The grantor's placing the deed upon record-his putting it in the post-office directed to the grantee-his bringing an action for the consideration-money-the grantee's having possession of the deed-or of the premises consistently with the tenor of the deed-constitutes prima facie evidence, upon which the jury may presume that the deed was delivered: Porter v. Cole, 4 Me. 25; Ward v. Lewis, 4 Pick. 520; Mills v. Gore, 20 Ib. 28; Games v. Stiles, 14 Pet. 322; Collins v. Parker, 1 Strobh. 25; Houston v. Staunton, 11 Ala. 412; M'Kinney v. Rhoads, 5 Watts, 343; Rigler v. Cloud, 14 Pa. St. 364; Blight v. Schenck, 10 Ib. 285, Gardner v. Collins, 3 Mason, 401. So, where a deed was left in the hands of the magistrate before whom it was acknowledged, and was afterwards taken away by the brother of the grantee for him, this was held sufficient evidence to go to the jury, from which they might presume delivery: Arrison v. Harmstead, 2 Pa. St. 191; while, on the other hand if the deed were put into the post-office, directed net to the grantee nor his termed, and an escrow (a). An escrow is a deed delivered conditionally to a third person, to be delivered to agent, but to an agent of the grantor, it would be error to leave the question of delivery to the jury, as there would be no evidence from which delivery could be presumed: Elsey v. Metcalf, 1 Denio, 323; White v. Baily, 14 Conn. 271. So, where there were neither acts done nor words spoken from which a delivery could be inferred, and the possession of the deed by the party seeking to take advantage of it was accounted for by his having taken possession of all the papers of the grantor after his death, it was held error to leave the question of delivery to the jury: Clayton v. Liverman, 4 Dev. & Bat. 238.

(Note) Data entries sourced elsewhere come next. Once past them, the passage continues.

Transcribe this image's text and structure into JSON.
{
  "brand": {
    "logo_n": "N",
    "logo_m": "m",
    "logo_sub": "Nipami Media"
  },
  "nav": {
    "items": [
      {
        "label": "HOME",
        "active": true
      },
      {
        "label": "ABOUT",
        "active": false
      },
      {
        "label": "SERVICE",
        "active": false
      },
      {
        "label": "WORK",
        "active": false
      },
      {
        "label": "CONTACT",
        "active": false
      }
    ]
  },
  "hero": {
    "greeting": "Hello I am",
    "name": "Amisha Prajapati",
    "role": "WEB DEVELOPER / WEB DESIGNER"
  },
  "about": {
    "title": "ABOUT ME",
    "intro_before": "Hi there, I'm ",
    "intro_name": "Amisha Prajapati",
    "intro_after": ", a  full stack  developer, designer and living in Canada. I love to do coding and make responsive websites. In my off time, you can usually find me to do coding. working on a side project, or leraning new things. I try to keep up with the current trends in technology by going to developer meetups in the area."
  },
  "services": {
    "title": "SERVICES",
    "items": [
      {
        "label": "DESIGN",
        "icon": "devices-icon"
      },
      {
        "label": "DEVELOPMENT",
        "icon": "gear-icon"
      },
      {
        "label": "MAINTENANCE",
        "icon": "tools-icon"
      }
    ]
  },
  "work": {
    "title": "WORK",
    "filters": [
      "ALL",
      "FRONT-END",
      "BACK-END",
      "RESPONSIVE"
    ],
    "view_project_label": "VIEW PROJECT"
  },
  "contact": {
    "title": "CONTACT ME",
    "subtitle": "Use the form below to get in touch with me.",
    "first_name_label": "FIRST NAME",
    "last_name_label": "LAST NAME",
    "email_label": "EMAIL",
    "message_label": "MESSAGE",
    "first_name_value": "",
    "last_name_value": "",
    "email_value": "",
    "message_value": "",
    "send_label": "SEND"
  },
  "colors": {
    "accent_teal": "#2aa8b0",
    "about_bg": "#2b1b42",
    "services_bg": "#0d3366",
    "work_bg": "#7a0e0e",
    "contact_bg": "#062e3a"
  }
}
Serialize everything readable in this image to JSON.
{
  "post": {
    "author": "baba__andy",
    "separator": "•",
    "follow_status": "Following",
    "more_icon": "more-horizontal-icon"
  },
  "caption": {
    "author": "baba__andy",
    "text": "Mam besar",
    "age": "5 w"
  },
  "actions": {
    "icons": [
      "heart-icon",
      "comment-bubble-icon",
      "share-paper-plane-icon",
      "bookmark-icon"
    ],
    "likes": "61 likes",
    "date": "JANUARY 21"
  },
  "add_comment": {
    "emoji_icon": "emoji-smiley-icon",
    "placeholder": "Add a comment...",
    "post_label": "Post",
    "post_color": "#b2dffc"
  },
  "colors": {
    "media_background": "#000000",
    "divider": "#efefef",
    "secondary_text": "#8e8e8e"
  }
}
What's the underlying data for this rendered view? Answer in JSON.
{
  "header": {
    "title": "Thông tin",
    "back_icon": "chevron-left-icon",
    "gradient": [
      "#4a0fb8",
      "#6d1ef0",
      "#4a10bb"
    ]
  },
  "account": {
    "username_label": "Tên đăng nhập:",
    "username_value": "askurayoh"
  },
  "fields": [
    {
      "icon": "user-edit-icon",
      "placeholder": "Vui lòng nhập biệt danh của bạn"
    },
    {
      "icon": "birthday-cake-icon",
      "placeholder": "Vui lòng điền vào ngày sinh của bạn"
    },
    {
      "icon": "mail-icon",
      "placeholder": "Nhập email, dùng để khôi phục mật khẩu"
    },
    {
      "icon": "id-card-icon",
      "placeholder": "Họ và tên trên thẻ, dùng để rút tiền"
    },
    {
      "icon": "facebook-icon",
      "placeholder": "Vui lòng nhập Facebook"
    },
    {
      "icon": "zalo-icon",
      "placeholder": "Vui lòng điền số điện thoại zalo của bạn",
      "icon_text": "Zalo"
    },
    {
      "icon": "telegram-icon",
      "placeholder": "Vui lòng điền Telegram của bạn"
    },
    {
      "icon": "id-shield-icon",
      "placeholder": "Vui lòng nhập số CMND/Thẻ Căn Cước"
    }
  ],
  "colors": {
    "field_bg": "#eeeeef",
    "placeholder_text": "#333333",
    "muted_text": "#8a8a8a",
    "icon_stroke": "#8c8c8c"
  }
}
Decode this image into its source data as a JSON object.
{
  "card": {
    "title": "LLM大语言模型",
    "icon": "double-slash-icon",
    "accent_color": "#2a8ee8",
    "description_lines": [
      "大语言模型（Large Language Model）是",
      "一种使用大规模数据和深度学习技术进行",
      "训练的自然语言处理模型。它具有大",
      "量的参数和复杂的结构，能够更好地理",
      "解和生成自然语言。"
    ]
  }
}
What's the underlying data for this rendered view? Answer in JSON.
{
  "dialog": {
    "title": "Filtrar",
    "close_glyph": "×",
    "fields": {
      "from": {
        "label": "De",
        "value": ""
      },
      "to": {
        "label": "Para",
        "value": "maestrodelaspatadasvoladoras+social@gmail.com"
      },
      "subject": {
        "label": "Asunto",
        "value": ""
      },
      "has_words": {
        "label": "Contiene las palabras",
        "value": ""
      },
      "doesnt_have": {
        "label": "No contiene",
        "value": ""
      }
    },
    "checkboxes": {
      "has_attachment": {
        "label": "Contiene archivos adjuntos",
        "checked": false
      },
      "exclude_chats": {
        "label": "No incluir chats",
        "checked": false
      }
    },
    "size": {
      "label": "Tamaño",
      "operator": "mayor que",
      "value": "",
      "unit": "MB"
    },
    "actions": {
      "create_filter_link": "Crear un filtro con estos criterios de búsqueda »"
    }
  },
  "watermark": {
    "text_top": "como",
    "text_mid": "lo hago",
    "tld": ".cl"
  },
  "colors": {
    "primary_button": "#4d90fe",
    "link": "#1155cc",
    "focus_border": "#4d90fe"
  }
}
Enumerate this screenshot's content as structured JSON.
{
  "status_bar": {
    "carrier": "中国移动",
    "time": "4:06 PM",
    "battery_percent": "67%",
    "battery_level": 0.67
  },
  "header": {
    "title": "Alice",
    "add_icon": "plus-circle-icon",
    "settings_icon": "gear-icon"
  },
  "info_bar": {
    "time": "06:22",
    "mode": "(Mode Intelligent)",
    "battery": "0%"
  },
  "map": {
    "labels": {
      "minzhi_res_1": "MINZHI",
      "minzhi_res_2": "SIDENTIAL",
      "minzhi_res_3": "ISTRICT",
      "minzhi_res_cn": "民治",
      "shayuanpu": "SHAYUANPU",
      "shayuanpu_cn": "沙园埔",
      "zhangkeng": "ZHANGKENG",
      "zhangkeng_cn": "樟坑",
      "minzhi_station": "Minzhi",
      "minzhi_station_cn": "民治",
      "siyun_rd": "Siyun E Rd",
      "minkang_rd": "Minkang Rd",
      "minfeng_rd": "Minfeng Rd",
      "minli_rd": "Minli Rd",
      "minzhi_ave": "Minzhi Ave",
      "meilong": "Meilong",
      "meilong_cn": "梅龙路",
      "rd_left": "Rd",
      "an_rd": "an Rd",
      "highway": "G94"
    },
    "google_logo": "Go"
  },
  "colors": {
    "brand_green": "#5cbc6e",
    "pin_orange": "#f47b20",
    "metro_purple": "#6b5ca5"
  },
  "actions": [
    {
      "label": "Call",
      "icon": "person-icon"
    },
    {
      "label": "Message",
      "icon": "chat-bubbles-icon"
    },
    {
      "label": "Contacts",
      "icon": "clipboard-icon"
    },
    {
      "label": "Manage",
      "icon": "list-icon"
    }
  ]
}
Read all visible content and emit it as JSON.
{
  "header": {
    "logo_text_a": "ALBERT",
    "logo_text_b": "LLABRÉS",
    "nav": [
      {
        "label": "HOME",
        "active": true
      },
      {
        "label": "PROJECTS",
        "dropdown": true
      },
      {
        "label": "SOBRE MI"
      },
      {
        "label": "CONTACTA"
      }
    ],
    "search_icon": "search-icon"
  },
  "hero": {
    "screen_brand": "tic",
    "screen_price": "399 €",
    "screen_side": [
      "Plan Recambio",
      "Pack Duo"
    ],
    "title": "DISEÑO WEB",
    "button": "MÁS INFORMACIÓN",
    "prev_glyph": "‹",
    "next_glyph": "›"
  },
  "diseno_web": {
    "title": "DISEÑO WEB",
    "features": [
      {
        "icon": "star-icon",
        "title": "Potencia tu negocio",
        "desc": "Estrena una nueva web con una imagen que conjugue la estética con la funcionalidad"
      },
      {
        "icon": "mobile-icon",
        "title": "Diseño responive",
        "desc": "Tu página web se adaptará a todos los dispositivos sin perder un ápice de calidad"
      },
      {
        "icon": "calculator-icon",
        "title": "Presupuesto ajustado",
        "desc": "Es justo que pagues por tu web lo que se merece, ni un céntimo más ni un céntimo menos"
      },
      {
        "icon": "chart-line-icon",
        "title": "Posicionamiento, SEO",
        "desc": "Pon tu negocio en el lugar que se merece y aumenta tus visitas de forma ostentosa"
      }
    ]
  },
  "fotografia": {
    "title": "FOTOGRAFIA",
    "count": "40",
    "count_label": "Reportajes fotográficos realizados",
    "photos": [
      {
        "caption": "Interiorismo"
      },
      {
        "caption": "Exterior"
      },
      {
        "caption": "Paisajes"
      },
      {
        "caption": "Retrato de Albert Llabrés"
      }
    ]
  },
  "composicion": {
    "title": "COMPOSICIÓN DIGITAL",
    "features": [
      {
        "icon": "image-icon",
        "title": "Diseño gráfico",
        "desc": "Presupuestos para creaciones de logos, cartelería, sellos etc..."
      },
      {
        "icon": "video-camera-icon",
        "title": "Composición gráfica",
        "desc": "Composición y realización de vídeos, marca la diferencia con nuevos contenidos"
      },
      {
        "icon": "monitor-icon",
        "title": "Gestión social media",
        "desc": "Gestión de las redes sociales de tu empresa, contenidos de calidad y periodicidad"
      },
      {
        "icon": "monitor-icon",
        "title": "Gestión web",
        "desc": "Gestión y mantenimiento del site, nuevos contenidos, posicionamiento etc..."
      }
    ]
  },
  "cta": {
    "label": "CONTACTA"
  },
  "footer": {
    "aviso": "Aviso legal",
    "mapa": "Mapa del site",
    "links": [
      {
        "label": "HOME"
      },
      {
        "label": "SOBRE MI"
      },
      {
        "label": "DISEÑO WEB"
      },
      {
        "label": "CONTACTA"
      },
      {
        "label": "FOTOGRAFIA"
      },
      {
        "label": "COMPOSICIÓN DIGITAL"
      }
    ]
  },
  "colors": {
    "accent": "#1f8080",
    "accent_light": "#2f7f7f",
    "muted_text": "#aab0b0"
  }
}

(a) Shepp. Touch. 58.
It was suggested by the English editor that the qualifications adopted in Doe v. Knight had been overlooked by the more recent authorities, and that the doctrine of that case has been of late more broadly laid down. But it is believed that they do not either narrow or enlarge the rules adopted in that case, being (with but one exception, Grudgeon v. Gerrard) cases of voluntary settlements in favor of near relatives, or the like, sought to be enforced in equity, as to which, it has been repeatedly held, that Courts will go farther in the presumption of a delivery than in ordinary cases of conveyance: Bryan v. Wash, 2 Gilm. 557; Brown v. Brown, 1 W. & M. 325; Souverbye v. Arden, etc. In Fletcher v. Fletcher, 4 Hare, 67, cited by him, a testator executed a voluntary covenant with trustees, that in case his two natural sons should survive him, his executor should pay to the trustees £60,000 for such of the sons as should be living at the time of his death. This instrument, which purported to be regularly executed, was found among the testator's papers some years after his death, and upon a bill filed by the surviving son to have the covenant enforced, the stress of the argument was laid upon the deed being voluntary, executory, and testamentary, and as such revoked by the subsequent will; and Vice-Chancellor Wigram, after answering these objections, said, "The only other question arises from the circumstances of the instrument having been kept in the possession of the party; does that affect its legal validity ? In the case of Dillon v. Coppin, 4 Myl. & Cr. 660, I had occasion to consider that subject, and I took pains to collect the cases upon it. The case of Doe v. Knight shows, that if an instrument is sealed and delivered, the retainer of it by the party in his possession does not prevent it from taking effect. No doubt the intention of the parties is often disappointed by holding them to be bound by deeds which they have kept back, but such unquestionably is the law." The cases thus referred to were Barlow v. Heneage, Prec. Ch. 211; Lady Hudson's Case, Ib. 235; Clavering v. Clavering, 2 Vernon, 473, Dom. Proc, 1 Bro. P. C. 122; Broughton v. Broughton, 1 Atkyns, 625; Doe v. Knight, Sear v. Ashwell, 3 Swans. 411; Worrall v. Jacob, 3 Meriv. 256; and Exton v. Scott, 6 Sim. 31; the first four of which were all cited and reviewed in Doe v. Knight, and the language used in that case by Sir John Bayley, and qloted supra, was cited by Mr. Wigram at length.